3) Mark to market accounting for credit instruments was suspended in April 2011.
The first quantitative easing program expired at the end of February 2010 and coincided with the near-collapse of Greece, the European financial system and, consequently, the the implosion of the entire global financial system. In the US, this manifested as the "Flash Crash" in May 2010.
These circumstances were overcome by 12 figure bailouts to Greek creditors, a second quantitative easing program that was announced on November 3, 2011 and the extension of the massive Federal deficit spending program and the introduction of "Operation Twist."
This money dump generated a spike in oil ($100+/bbl), gold ($1,900+) and silver ($47+) in 2011.
Higher prices are actually deflationary because they take away purchasing power from every consumer and DEFLATION is what the banking system is still, and will continue, fighting. So what happened next is we went after a party with a lot of oil, gold and silver that wasn't capable of defending themselves.
The European banking system was not recapitalized in 2008 and was given a small dose of recapitalization via the Greek bailouts, so they did a bigger recapitalization.
All of this, too, would prove to be insufficient and the yen carry trade was going to unwind, so the Bank of Japan ramped up its quantitative easing program and started buying up everything you could buy with yen.
Where we are at today is the logical outcome of propping up the financial system that has been used to organize the entire world since the post-World War II world's Yalta and Bretton Woods conferences as well as the Nixon Shock that was a default on the commitments made in those conferences.
What makes today's circumstances more challenging is that population has continued to grow while the labor market has continued to deteriorate due to technology advances. It is important to recognize that technology is DEFLATIONARY. Technology renders the old obsolete and over-priced. Lower prices means lower revenues, incomes and profits from the top all of the way down the income pyramid.
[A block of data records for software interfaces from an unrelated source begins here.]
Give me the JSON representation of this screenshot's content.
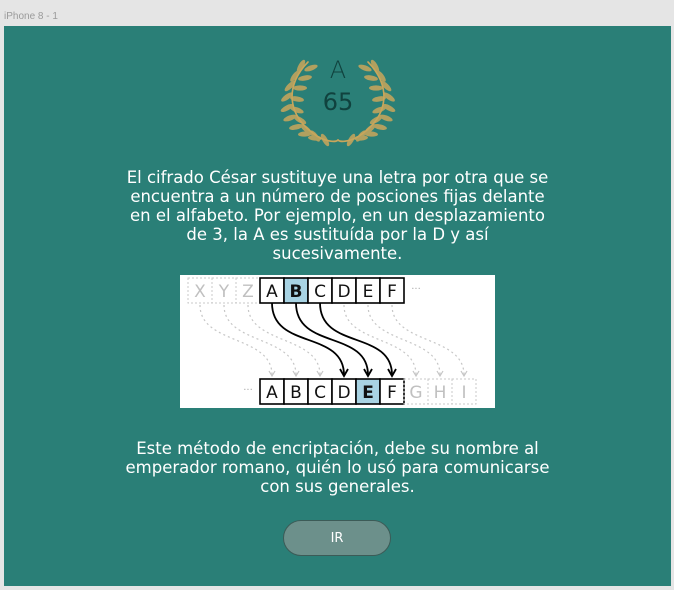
{
  "frame": {
    "label": "iPhone 8 - 1"
  },
  "colors": {
    "background": "#2a7f77",
    "canvas": "#e5e5e5",
    "laurel": "#c9a65b",
    "highlight": "#a8d3e3",
    "button": "#6c908b"
  },
  "emblem": {
    "letter": "A",
    "code": "65"
  },
  "intro": {
    "text": "El cifrado César sustituye una letra por otra que se encuentra a un número de posciones fijas delante en el alfabeto. Por ejemplo, en un desplazamiento de 3, la A es sustituída por la D y así sucesivamente."
  },
  "diagram": {
    "top_faded_left": [
      "X",
      "Y",
      "Z"
    ],
    "top_letters": [
      "A",
      "B",
      "C",
      "D",
      "E",
      "F"
    ],
    "top_highlight": "B",
    "bottom_letters": [
      "A",
      "B",
      "C",
      "D",
      "E",
      "F"
    ],
    "bottom_highlight": "E",
    "bottom_faded_right": [
      "G",
      "H",
      "I"
    ],
    "shift": 3
  },
  "closing": {
    "text": "Este método de encriptación, debe su nombre al emperador romano, quién lo usó para comunicarse con sus generales."
  },
  "button": {
    "label": "IR"
  }
}
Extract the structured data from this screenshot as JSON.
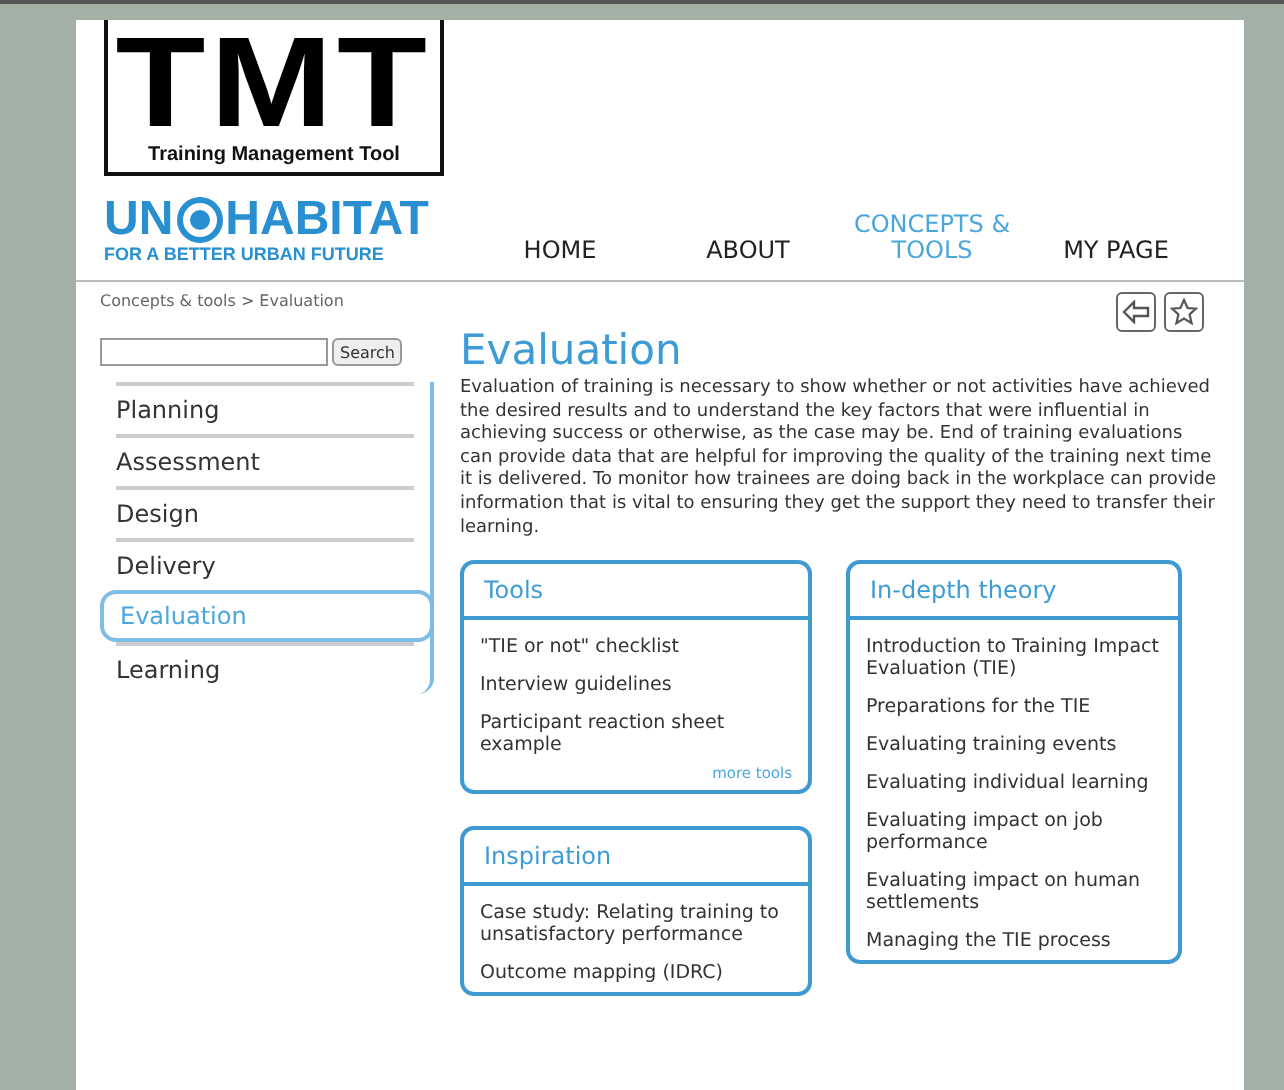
{
  "logo": {
    "title": "TMT",
    "subtitle": "Training Management Tool"
  },
  "brand": {
    "left": "UN",
    "right": "HABITAT",
    "tagline": "FOR A BETTER URBAN FUTURE"
  },
  "nav": [
    {
      "label": "HOME",
      "selected": false
    },
    {
      "label": "ABOUT",
      "selected": false
    },
    {
      "label": "CONCEPTS & TOOLS",
      "selected": true
    },
    {
      "label": "MY PAGE",
      "selected": false
    }
  ],
  "breadcrumb": "Concepts & tools > Evaluation",
  "search": {
    "button": "Search"
  },
  "sidebar": {
    "items": [
      {
        "label": "Planning",
        "selected": false
      },
      {
        "label": "Assessment",
        "selected": false
      },
      {
        "label": "Design",
        "selected": false
      },
      {
        "label": "Delivery",
        "selected": false
      },
      {
        "label": "Evaluation",
        "selected": true
      },
      {
        "label": "Learning",
        "selected": false
      }
    ]
  },
  "page": {
    "title": "Evaluation",
    "intro": "Evaluation of training is necessary to show whether or not activities have achieved the desired results and to understand the key factors that were influential in achieving success or otherwise, as the case may be. End of training evaluations can provide data that are helpful for improving the quality of the training next time it is delivered. To monitor how trainees are doing back in the workplace can provide information that is vital to ensuring they get the support they need to transfer their learning."
  },
  "panels": {
    "left": [
      {
        "title": "Tools",
        "items": [
          "\"TIE or not\" checklist",
          "Interview guidelines",
          "Participant reaction sheet example"
        ],
        "more": "more tools"
      },
      {
        "title": "Inspiration",
        "items": [
          "Case study: Relating training to unsatisfactory performance",
          "Outcome mapping (IDRC)"
        ]
      }
    ],
    "right": [
      {
        "title": "In-depth theory",
        "items": [
          "Introduction to Training Impact Evaluation (TIE)",
          "Preparations for the TIE",
          "Evaluating training events",
          "Evaluating individual learning",
          "Evaluating impact on job performance",
          "Evaluating impact on human settlements",
          "Managing the TIE process"
        ]
      }
    ]
  }
}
However, owning massively deflationary technology (useful and in high demand) yields its owner(s) major windfalls because the competition doesn't exist and you only have to marginally reduce prices to conquer the old technology and its owners. Think of what Walmart did in the 1980s and 1990s through purchasing and logistics and what Amazon has taken to the next level since Y2K.
20,000 itself is not a magic number, but it can be marketed as such and people can be convinced it is a great thing. The problem with this is that perception (animal spirits) only matters to the markets if people have money to invest in the markets. Over the past eight years, the labor force has been transformed into a, largely, part-time <30 hours/week situation with low fixed-rate hourly wages. Investing requires having savings to speculate with and if you are having to spend as much as comes in, your bullishness about the market doesn't matter because you can only watch it on the teevee.
It is this SET of circumstances that created the social platform for a candidate like The Donald to legitimately WIN Executive Office of the United States of America. Looking at the world today, The Donald is pursuing a massive restructuring of the global economic system that was established post-World War II. It is important to recognize that the entire global system of government and economy has a financial statement problem that will have to be addressed. The ultimate problem is insoluble debt and, even more challenging, a potentially insoluble population problem.
Going forward, it is imperative to step back from the muddy waters and try to perceive the very big picture and its problems. Politicians a product of their constituents' problems and serious problems demand real solutions. Due to the seriousness and urgency of the world's problems, I believe it is fair to anticipate that interfering with prescribed solutions will not be met with patience or sympathy to all concerns.
As such, I urge everyone to make a serious effort to understand the big picture and its problems, while maintaining a humble spirit and appreciation that the problems are so great that no politician or government is going to have all the answers; the hope is that there will be enough reasonable answers. At best, I think we are just buying time no matter what actions are taken.
In the mean time, as long as total credit issuance - within an emphasis on the US Treasury continuing to run a deficit - is growing, one can expect for stocks to continue higher. Similarly, if the US Treasury were to run a balanced budget, one would anticipate for stocks to decline.